Human rights defender denied civilian court trial
At a hearing at the Peshawar High Court on 13 January 2021, the Khattak family appealed that as a civilian, Idris must be tried in a civilian court and not a military court. This appeal was denied in an order published on 28 January 2021. More information about the charges against Idris were revealed in the judgment published on 30 January 2021. He has been charged on multiple counts related to spying and other conduct “prejudicial to the safety or interests of the State” under Section 3 of the Official Secrets Act (OSA) as well as section 59 of the Pakistan Army Act, 1952 – which gives military courts jurisdiction to try civilians for some offences under the OSA.
This "offence" seems to be a meeting with Michael Semple in July 2009 - over ten years before his enforced disappearance. The court order dubs Semple as an MI6 agent. At the time of the meetings, Semple was a fellow at Harvard University's Carr Center for Human Rights and had been a high-ranking UN and EU official in Afghanistan for 20 years. He was expelled from Afghanistan for "unauthorized activity in 2008." Semple is currently a professor at Queen's University in Belfast.
The court order makes no mention of Idris’s enforced disappearance, or any accountability that the authorities must face for keeping him apart from his family, and his family being kept in the dark of whether he was even alive.

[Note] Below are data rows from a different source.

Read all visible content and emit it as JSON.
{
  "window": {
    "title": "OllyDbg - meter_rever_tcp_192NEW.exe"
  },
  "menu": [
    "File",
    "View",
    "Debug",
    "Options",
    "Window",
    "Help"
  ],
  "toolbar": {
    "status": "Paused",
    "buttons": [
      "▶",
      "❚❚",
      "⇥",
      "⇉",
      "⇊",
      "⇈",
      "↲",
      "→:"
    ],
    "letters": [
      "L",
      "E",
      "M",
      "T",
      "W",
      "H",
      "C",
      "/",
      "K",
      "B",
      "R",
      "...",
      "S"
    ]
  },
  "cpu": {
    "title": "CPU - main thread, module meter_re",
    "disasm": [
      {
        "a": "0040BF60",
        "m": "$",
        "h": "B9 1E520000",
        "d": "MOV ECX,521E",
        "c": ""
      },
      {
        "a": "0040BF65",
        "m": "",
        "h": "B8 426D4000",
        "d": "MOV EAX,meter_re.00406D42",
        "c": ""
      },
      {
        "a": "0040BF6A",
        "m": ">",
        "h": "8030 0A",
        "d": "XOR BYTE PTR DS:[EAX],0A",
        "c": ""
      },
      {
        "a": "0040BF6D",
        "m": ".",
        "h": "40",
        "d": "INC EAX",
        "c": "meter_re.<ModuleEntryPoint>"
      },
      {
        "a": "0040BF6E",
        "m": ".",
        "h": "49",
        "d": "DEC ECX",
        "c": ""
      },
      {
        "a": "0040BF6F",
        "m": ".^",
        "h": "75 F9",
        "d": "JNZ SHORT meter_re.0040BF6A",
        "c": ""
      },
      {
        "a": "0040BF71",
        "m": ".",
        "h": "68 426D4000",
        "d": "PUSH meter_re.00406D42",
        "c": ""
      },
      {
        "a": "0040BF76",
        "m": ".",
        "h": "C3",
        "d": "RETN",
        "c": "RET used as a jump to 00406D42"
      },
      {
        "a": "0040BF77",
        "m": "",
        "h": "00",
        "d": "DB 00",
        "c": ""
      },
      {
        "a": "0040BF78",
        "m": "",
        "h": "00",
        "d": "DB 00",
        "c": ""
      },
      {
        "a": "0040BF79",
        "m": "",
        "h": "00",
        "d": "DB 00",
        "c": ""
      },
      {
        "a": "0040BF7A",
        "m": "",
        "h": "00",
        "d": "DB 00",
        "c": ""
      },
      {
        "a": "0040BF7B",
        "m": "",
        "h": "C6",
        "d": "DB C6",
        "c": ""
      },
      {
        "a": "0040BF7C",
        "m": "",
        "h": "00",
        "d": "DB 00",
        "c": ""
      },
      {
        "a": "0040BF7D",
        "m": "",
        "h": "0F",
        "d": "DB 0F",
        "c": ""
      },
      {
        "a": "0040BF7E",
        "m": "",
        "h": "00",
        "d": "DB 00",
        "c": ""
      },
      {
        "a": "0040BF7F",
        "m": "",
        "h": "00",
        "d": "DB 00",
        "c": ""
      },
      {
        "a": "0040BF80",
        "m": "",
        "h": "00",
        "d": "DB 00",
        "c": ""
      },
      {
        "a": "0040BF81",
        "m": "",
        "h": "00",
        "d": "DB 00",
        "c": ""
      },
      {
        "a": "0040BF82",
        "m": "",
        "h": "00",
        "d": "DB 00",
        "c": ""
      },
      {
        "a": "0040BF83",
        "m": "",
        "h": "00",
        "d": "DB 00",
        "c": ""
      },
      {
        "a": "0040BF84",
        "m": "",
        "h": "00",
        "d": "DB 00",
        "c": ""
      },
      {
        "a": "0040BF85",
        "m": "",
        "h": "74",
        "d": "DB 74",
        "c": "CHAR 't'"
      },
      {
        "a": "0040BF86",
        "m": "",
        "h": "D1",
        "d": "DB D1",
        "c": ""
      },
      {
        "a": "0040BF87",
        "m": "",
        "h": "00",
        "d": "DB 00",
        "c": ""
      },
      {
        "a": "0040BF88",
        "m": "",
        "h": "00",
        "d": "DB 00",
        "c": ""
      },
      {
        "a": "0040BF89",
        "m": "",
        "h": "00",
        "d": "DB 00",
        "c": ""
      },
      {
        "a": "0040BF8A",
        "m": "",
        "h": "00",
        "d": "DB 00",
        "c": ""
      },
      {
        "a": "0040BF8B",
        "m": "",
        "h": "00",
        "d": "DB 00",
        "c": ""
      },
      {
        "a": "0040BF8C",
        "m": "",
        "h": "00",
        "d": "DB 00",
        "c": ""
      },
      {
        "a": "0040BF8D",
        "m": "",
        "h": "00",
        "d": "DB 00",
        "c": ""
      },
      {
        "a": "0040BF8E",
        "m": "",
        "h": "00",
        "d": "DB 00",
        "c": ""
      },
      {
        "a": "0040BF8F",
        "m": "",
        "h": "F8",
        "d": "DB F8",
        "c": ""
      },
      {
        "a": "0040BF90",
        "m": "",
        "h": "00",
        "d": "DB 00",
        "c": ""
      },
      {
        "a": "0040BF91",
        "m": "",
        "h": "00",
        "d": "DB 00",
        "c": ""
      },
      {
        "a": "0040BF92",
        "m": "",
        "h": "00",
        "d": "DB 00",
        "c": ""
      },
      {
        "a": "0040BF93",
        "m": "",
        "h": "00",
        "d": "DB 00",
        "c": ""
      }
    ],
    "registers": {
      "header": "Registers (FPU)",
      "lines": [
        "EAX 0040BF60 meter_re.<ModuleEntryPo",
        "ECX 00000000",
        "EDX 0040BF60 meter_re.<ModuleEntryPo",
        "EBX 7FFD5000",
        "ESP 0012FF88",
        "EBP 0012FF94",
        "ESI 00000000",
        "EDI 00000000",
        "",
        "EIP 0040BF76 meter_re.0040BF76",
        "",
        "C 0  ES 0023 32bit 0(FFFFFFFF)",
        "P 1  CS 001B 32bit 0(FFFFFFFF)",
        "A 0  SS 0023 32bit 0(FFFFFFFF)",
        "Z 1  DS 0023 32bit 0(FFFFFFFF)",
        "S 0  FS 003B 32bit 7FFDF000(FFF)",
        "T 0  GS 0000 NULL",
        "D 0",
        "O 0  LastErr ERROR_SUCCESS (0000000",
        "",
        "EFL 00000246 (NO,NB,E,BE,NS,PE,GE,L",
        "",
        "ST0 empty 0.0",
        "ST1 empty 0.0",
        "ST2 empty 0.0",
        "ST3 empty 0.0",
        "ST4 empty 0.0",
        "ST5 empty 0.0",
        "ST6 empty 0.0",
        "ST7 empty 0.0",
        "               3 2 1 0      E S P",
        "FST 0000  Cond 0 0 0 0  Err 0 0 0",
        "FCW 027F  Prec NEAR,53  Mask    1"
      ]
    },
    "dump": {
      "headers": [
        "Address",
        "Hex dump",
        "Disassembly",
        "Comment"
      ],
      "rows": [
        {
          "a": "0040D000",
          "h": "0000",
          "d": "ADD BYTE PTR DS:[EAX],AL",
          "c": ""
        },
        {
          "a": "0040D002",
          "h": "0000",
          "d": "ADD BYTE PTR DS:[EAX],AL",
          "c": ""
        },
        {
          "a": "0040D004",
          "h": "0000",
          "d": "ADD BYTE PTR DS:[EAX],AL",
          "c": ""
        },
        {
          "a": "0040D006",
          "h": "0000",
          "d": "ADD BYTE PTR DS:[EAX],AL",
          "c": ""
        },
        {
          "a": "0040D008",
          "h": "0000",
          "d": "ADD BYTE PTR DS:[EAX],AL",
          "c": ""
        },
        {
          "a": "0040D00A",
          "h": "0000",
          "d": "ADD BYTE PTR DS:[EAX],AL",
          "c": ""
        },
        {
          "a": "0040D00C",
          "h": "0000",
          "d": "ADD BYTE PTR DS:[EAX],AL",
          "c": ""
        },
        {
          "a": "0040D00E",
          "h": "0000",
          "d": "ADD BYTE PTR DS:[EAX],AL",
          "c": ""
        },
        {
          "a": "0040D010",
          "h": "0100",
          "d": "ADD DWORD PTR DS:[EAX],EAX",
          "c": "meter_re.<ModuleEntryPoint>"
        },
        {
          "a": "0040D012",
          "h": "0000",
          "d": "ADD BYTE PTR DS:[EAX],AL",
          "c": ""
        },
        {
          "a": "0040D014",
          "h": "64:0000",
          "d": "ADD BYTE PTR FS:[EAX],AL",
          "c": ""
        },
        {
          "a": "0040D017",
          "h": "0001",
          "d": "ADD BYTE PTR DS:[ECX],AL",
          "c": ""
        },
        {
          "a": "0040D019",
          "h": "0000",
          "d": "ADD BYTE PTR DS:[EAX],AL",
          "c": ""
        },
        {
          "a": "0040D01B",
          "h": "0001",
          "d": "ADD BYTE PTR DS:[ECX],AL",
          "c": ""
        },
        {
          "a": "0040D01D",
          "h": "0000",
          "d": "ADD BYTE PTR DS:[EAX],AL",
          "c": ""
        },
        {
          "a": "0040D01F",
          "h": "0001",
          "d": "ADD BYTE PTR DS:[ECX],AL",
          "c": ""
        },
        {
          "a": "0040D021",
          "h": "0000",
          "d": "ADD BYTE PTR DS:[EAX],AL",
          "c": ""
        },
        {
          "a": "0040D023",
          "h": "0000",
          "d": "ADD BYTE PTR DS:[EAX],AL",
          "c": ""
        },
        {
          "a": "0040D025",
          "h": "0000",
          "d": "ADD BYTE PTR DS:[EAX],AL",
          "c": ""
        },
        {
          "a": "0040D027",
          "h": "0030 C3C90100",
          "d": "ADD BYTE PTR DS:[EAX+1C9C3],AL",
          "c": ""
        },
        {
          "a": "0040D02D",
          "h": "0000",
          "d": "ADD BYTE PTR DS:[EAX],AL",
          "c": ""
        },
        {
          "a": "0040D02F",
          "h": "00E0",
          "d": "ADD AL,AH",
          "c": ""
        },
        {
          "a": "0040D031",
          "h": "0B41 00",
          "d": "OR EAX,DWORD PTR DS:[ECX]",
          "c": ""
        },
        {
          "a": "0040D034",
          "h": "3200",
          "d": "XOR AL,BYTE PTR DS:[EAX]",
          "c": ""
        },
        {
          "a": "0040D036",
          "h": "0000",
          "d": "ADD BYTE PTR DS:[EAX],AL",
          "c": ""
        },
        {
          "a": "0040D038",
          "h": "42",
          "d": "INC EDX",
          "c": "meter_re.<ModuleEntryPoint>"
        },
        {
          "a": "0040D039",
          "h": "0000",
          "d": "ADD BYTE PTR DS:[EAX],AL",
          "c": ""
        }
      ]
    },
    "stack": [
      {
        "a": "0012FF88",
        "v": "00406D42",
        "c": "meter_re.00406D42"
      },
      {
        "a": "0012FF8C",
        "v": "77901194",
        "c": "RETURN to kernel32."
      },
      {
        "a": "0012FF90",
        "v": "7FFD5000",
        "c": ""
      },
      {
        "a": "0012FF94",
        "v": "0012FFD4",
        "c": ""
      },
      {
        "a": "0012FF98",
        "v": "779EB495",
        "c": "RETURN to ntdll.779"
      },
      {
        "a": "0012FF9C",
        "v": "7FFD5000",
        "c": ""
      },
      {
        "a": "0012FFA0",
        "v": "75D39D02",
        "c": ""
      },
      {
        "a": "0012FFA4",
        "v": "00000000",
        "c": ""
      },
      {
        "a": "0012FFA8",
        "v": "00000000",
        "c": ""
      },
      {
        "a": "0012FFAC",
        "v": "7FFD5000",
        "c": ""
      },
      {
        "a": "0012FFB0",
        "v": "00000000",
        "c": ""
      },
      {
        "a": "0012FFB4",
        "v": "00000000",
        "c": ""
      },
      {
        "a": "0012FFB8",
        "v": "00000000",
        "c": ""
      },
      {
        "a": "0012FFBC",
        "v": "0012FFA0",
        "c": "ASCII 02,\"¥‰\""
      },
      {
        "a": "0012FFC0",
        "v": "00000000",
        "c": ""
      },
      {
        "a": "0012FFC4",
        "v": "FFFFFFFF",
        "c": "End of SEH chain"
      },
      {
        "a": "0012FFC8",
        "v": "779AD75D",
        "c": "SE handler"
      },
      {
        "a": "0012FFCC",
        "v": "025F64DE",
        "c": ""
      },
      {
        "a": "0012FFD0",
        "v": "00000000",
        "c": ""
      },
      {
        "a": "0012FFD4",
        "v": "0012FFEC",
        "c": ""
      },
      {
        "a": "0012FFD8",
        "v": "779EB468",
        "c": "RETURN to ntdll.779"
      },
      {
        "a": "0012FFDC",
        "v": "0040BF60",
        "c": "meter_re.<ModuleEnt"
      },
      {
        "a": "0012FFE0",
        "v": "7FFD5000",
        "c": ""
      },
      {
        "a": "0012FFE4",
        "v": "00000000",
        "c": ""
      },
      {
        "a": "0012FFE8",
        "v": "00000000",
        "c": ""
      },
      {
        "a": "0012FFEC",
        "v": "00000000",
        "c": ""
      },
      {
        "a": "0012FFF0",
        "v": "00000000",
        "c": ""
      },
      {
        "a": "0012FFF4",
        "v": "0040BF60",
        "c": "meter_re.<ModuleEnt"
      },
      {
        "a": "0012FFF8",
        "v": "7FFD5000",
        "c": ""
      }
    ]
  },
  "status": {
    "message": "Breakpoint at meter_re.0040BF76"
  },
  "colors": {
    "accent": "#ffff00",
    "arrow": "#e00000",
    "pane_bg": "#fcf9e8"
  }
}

After significant pressure, Idris’ daughter Talia was granted a 20-minute meeting on 7 October 2020. During the supervised meeting, she was not allowed to speak to him in their native language of Pashto (which they normally converse in) and could not ask him any questions about the case. He told her that the charges against him were “bogus.”
Since then, there has been no contact between him and his family or his lawyer and he remains arbitrarily detained. Even though there is proof of life, his current whereabouts is unknown. Under the International Covenant on Civil and Political Rights, to which Pakistan is party, civilians must not be subjected to the jurisdiction of a military court.
Idris Khattak has worked as a consultant with Amnesty International and other international human rights NGOs. For years, he has documented a wide range of human rights violations and humanitarian crises in the Khyber Pakhtunkhwa and the former Federally Administered Tribal Areas.
He was on his way home from Islamabad when his rented car was intercepted near the Swabi Interchange of Khyber Pakhtunkhwa province. The only other person in the car was the driver with whom Idris Khattak has travelled frequently. The driver was also picked up with Idris Khattak on 13 November 2019. His family only found out about his disappearance once the driver was released the night of 15 November 2019.
On the night of 16 June 2020, the Ministry of Defence finally admitted that they have Idris Khattak in their custody, and this was reiterated by a hearing held by the Joint Investigation Team on 17 June 2020.
In Pakistan, enforced disappearance has been used as a tool to muzzle dissent and criticism of military policies. The individuals and groups targeted in enforced disappearances include Sindhis, Baloch, Pashtuns, the Shia community, political activists, human rights defenders, members and supporters of religious and nationalist groups, suspected members of armed groups, and proscribed religious and political organisations in Pakistan.
The current government of Imran Khan promised to criminalize enforced disappearances through legislation. However, no such legislation has even been tabled in the parliament. Shireen Mazari, the Minister for Human Rights, has stated that government wants to sign the International Convention for Protection of All Persons from Enforced Disappearances, but no progress has been made on this front. Instead, the practice of enforced disappearance continues in the country with impunity.